• Measurement of diffusion of several gases in a mesoporous silica membrane.
• Tortuosities based on conventional correlation vary with temperature and gas.
• Effective medium theory is successful, while using only transferable parameters.
• The Knudsen model overestimates diffusivities in mesopores.
• The Oscillator Model considers adsorption, and is more accurate for mesopores.

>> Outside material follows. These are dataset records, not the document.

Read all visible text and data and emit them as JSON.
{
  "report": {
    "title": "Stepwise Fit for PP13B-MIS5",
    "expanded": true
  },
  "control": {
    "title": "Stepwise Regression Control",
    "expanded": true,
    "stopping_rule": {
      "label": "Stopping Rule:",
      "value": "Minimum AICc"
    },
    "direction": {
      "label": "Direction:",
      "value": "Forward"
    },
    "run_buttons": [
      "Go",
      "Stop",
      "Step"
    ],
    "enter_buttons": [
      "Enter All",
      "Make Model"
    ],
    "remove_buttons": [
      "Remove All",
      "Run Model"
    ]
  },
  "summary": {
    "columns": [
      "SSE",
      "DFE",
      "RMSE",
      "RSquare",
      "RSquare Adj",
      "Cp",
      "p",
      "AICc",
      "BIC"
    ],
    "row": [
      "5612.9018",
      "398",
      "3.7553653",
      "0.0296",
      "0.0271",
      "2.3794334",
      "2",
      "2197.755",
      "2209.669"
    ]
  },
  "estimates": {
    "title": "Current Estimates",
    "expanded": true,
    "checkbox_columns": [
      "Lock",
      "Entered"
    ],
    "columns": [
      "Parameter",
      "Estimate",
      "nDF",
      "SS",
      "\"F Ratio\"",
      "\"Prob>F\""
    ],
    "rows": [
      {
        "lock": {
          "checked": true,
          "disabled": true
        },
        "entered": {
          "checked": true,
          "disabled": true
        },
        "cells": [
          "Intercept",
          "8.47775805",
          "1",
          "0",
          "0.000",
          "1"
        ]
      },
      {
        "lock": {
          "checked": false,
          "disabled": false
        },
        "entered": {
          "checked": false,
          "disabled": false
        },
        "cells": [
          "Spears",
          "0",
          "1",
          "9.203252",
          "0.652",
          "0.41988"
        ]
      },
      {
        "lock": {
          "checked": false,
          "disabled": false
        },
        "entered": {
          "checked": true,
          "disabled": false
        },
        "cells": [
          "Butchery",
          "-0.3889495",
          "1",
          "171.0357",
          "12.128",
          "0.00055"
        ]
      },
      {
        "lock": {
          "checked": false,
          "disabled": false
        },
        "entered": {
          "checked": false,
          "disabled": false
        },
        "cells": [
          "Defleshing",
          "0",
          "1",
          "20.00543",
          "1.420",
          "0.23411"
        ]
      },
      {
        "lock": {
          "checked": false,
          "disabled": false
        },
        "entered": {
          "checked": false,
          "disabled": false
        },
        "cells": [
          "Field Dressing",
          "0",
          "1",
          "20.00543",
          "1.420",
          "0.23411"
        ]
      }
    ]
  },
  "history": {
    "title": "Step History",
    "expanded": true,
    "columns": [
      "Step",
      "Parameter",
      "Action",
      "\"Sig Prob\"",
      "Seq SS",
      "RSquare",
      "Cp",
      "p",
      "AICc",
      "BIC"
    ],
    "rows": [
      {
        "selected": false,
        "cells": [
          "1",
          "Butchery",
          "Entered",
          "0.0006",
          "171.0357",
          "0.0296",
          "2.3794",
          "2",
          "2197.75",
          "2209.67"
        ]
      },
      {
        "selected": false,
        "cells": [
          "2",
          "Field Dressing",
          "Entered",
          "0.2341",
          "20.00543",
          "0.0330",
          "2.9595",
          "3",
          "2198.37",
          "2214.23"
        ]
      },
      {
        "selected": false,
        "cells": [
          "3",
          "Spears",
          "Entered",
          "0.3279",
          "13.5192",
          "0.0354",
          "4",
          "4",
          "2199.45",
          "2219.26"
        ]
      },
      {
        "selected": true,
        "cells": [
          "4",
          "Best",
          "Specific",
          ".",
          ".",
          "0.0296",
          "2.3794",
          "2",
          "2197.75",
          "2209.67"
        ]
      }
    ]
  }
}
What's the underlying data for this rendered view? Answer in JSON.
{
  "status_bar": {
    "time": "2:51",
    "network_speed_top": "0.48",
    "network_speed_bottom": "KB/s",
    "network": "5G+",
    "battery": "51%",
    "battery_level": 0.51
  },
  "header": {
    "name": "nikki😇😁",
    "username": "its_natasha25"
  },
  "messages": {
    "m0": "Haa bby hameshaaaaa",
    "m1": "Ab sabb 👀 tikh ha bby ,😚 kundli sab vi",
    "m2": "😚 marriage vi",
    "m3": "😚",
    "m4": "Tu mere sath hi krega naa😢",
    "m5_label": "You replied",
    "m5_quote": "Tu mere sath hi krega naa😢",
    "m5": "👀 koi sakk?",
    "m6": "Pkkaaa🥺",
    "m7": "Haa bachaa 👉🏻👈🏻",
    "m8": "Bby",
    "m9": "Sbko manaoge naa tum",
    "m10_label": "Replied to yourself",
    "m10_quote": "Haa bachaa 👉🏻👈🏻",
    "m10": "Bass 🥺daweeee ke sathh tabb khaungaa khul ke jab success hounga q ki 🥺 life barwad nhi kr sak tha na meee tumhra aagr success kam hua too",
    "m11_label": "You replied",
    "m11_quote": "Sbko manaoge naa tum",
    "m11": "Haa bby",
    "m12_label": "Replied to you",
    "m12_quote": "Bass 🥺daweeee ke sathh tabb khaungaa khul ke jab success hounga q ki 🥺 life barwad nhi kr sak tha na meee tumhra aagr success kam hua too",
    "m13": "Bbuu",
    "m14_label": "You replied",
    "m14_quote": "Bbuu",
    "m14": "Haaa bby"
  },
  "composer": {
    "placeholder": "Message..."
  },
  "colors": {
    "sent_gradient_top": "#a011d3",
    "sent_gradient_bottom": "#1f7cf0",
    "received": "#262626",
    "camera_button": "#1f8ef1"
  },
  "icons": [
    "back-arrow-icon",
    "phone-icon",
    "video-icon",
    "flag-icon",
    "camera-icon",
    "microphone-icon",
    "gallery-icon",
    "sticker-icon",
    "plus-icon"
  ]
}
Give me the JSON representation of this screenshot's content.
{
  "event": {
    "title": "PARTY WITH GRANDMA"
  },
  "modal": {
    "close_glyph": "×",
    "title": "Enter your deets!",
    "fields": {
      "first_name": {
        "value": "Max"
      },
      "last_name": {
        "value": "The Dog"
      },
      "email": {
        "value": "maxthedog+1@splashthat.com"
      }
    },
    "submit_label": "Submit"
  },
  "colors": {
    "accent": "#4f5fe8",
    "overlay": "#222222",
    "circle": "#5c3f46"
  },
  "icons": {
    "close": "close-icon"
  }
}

We investigate the low pressure transport of several gases in a disordered mesoporous silica membrane of mean pore diameter 3.70 nm, deposited on a porous tubular asymmetric support. The transport data for the supported membrane is examined using three different diffusion models, the classical Knudsen model, a version corrected for finite molecular size, as well as the Oscillator Model developed in this laboratory, using a representative pore size in each layer. We show that the correlation by the Knudsen approach, or its modification for finite molecular size, overestimates the diffusion coefficient in the membrane layer, and yields unrealistically high tortuosities, which vary with temperature and gas species. The apparent tortuosity is significantly reduced to a more reasonable range based on the Oscillator Model, which accounts for dispersive fluid–solid interaction and the effect of adsorption on the transport. In order to overcome the lack of transferability associated with fitting of a variable tortuosity, effective medium theory is used to model the transport in the different layers, while considering the entire pore size distribution for each layer, using only fundamental structural parameters. It is found that the classical and corrected Knudsen models yield significant deviations even with an unrealistically high thickness for the membrane layer, due to the overestimation of the diffusivity. The most satisfactory results are obtained with the Oscillator Model, in which the fitting error is significantly reduced with acceptable membrane thickness. The results indicate that the Knudsen model fails to represent the transport for the mesopores of mean size of 3.70 nm in silica, and that the Oscillator Model provides a more accurate apparent diffusivity which accounts for the effects of adsorption. We also show that use of the effective medium theory provides a satisfactory option to model the transport, using only fundamental structural parameters that are transferable.